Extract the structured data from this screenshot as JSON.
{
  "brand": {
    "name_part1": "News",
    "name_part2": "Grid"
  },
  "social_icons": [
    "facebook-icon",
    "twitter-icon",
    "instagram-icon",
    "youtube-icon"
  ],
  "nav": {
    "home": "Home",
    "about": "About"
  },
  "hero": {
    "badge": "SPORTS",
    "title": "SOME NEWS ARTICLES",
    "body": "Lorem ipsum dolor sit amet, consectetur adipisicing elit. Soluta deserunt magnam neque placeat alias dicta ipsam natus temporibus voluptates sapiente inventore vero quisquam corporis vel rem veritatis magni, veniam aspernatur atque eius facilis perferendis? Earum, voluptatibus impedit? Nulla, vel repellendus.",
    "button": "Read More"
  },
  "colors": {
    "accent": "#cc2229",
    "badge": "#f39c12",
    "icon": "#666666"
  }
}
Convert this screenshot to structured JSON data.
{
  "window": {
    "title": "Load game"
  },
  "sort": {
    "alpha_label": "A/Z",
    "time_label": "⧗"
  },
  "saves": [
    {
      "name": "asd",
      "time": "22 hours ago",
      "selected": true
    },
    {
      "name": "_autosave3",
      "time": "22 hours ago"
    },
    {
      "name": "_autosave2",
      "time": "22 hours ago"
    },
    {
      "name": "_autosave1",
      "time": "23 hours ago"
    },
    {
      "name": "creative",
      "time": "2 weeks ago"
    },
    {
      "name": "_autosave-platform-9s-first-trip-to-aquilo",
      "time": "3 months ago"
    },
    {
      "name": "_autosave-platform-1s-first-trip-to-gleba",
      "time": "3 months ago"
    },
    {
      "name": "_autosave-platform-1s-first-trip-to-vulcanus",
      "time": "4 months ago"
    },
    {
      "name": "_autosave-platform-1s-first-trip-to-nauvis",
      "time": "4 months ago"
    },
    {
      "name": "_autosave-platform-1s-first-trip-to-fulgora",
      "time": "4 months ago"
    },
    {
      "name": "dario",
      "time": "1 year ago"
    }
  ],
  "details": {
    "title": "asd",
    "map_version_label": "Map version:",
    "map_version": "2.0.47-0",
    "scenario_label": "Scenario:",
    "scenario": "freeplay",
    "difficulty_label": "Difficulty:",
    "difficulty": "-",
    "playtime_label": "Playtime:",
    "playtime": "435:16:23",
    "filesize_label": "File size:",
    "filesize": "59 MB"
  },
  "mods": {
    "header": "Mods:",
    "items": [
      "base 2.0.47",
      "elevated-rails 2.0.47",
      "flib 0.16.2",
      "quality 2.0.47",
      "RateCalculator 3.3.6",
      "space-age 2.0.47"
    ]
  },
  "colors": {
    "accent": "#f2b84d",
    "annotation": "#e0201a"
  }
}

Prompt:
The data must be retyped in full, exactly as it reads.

Output of the exercise:
Extract the structured data from this screenshot as JSON.
{
  "brand": {
    "name_part1": "News",
    "name_part2": "Grid"
  },
  "social_icons": [
    "facebook-icon",
    "twitter-icon",
    "instagram-icon",
    "youtube-icon"
  ],
  "nav": {
    "home": "Home",
    "about": "About"
  },
  "hero": {
    "badge": "SPORTS",
    "title": "SOME NEWS ARTICLES",
    "body": "Lorem ipsum dolor sit amet, consectetur adipisicing elit. Soluta deserunt magnam neque placeat alias dicta ipsam natus temporibus voluptates sapiente inventore vero quisquam corporis vel rem veritatis magni, veniam aspernatur atque eius facilis perferendis? Earum, voluptatibus impedit? Nulla, vel repellendus.",
    "button": "Read More"
  },
  "colors": {
    "accent": "#cc2229",
    "badge": "#f39c12",
    "icon": "#666666"
  }
}
Convert this screenshot to structured JSON data.
{
  "window": {
    "title": "Load game"
  },
  "sort": {
    "alpha_label": "A/Z",
    "time_label": "⧗"
  },
  "saves": [
    {
      "name": "asd",
      "time": "22 hours ago",
      "selected": true
    },
    {
      "name": "_autosave3",
      "time": "22 hours ago"
    },
    {
      "name": "_autosave2",
      "time": "22 hours ago"
    },
    {
      "name": "_autosave1",
      "time": "23 hours ago"
    },
    {
      "name": "creative",
      "time": "2 weeks ago"
    },
    {
      "name": "_autosave-platform-9s-first-trip-to-aquilo",
      "time": "3 months ago"
    },
    {
      "name": "_autosave-platform-1s-first-trip-to-gleba",
      "time": "3 months ago"
    },
    {
      "name": "_autosave-platform-1s-first-trip-to-vulcanus",
      "time": "4 months ago"
    },
    {
      "name": "_autosave-platform-1s-first-trip-to-nauvis",
      "time": "4 months ago"
    },
    {
      "name": "_autosave-platform-1s-first-trip-to-fulgora",
      "time": "4 months ago"
    },
    {
      "name": "dario",
      "time": "1 year ago"
    }
  ],
  "details": {
    "title": "asd",
    "map_version_label": "Map version:",
    "map_version": "2.0.47-0",
    "scenario_label": "Scenario:",
    "scenario": "freeplay",
    "difficulty_label": "Difficulty:",
    "difficulty": "-",
    "playtime_label": "Playtime:",
    "playtime": "435:16:23",
    "filesize_label": "File size:",
    "filesize": "59 MB"
  },
  "mods": {
    "header": "Mods:",
    "items": [
      "base 2.0.47",
      "elevated-rails 2.0.47",
      "flib 0.16.2",
      "quality 2.0.47",
      "RateCalculator 3.3.6",
      "space-age 2.0.47"
    ]
  },
  "colors": {
    "accent": "#f2b84d",
    "annotation": "#e0201a"
  }
}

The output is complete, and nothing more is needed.